Happiness is a state of mind or feeling such as contentment, satisfaction, pleasure, or joy. A variety of philosophical, religious, psychological and biological approaches have been taken to defining happiness and identifying its sources.
Research has identified a number of correlates with happiness. These include religious involvement, parenthood, marital status, age, income and proximity to other happy people. Happiness economics suggests that measures of public happiness should be used to supplement more traditional economic measures when evaluating the success of public policy.
Michael Argyle developed The Oxford Happiness Inventory as a broad measure of psychological well being. This measures happiness as an aggregate of self esteem, sense of purpose, social interest and kindness, sense of humor and aesthetic appreciation. This has been criticized for lacking a theoretical model of happiness and because it is felt that certain aspects overlap.
There is now extensive research suggesting that religious people are happier and less stressed. Surveys by Gallup, the National Opinion Research Center and the Pew Organization conclude that spiritually committed people are twice as likely to report being very happy than the least religiously committed people. An analysis of over 200 social studies contends that high religiousness predicts a lower risk of depression and drug abuse and more reports of satisfaction with life and a sense of well being.
Explanations of happiness in mystical traditions are related to full balance of so called inner energy lines. In a balanced state, two main lines (left & right, Ida & Pingala) form a third line, called Shushumna. Full activity of a third or central line is happiness. Left and right lines include all aspects of normal human life: sleep and awake, body and mind, physical and spiritual. To attain the balanced state of these two lines is a main task of life, a result of all activities and endeavours combined with full relaxation or tranquility.

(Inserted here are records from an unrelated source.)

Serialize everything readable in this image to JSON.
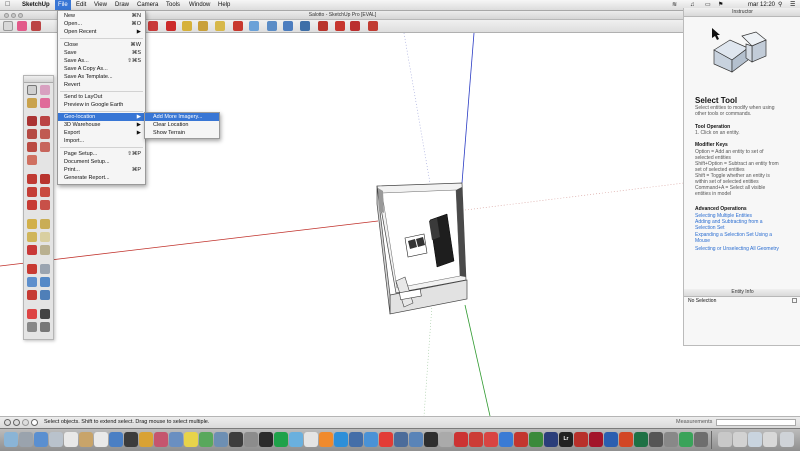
{
  "menubar": {
    "app_name": "SketchUp",
    "items": [
      "File",
      "Edit",
      "View",
      "Draw",
      "Camera",
      "Tools",
      "Window",
      "Help"
    ],
    "clock": "mar 12:20"
  },
  "window": {
    "title": "Salotto - SketchUp Pro [EVAL]"
  },
  "file_menu": {
    "items": [
      {
        "label": "New",
        "shortcut": "⌘N"
      },
      {
        "label": "Open...",
        "shortcut": "⌘O"
      },
      {
        "label": "Open Recent",
        "shortcut": "▶"
      },
      {
        "label": "Close",
        "shortcut": "⌘W"
      },
      {
        "label": "Save",
        "shortcut": "⌘S"
      },
      {
        "label": "Save As...",
        "shortcut": "⇧⌘S"
      },
      {
        "label": "Save A Copy As...",
        "shortcut": ""
      },
      {
        "label": "Save As Template...",
        "shortcut": ""
      },
      {
        "label": "Revert",
        "shortcut": ""
      },
      {
        "label": "Send to LayOut",
        "shortcut": ""
      },
      {
        "label": "Preview in Google Earth",
        "shortcut": ""
      },
      {
        "label": "Geo-location",
        "shortcut": "▶"
      },
      {
        "label": "3D Warehouse",
        "shortcut": "▶"
      },
      {
        "label": "Export",
        "shortcut": "▶"
      },
      {
        "label": "Import...",
        "shortcut": ""
      },
      {
        "label": "Page Setup...",
        "shortcut": "⇧⌘P"
      },
      {
        "label": "Document Setup...",
        "shortcut": ""
      },
      {
        "label": "Print...",
        "shortcut": "⌘P"
      },
      {
        "label": "Generate Report...",
        "shortcut": ""
      }
    ]
  },
  "geo_submenu": {
    "items": [
      "Add More Imagery...",
      "Clear Location",
      "Show Terrain"
    ]
  },
  "instructor": {
    "header": "Instructor",
    "tool_title": "Select Tool",
    "tool_desc_1": "Select entities to modify when using",
    "tool_desc_2": "other tools or commands.",
    "op_title": "Tool Operation",
    "op_1": "1.  Click on an entity.",
    "mod_title": "Modifier Keys",
    "mod_lines": [
      "Option = Add an entity to set of",
      "selected entities",
      "Shift+Option = Subtract an entity from",
      "set of selected entities",
      "Shift = Toggle whether an entity is",
      "within set of selected entities",
      "Command+A = Select all visible",
      "entities in model"
    ],
    "adv_title": "Advanced Operations",
    "adv_links": [
      "Selecting Multiple Entities",
      "Adding and Subtracting from a",
      "Selection Set",
      "Expanding a Selection Set Using a",
      "Mouse",
      "Selecting or Unselecting All Geometry"
    ]
  },
  "entity_info": {
    "header": "Entity Info",
    "selection": "No Selection"
  },
  "statusbar": {
    "message": "Select objects. Shift to extend select. Drag mouse to select multiple.",
    "measurements_label": "Measurements"
  },
  "colors": {
    "menu_highlight": "#3876d5",
    "axis_red": "#c0302a",
    "axis_green": "#2f9a2f",
    "axis_blue": "#2b3cc4",
    "link": "#2a6dd1"
  },
  "dock": {
    "lr_label": "Lr"
  }
}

Happiness forms a central theme of Buddhist teachings. Ultimate happiness is only achieved by overcoming craving in all forms. More mundane forms of happiness, such as acquiring wealth and maintaining good friendships, are also recognized as worthy goals for lay people. Buddhism also encourages the generation of loving kindness and compassion, and the desire for the happiness and welfare of all beings.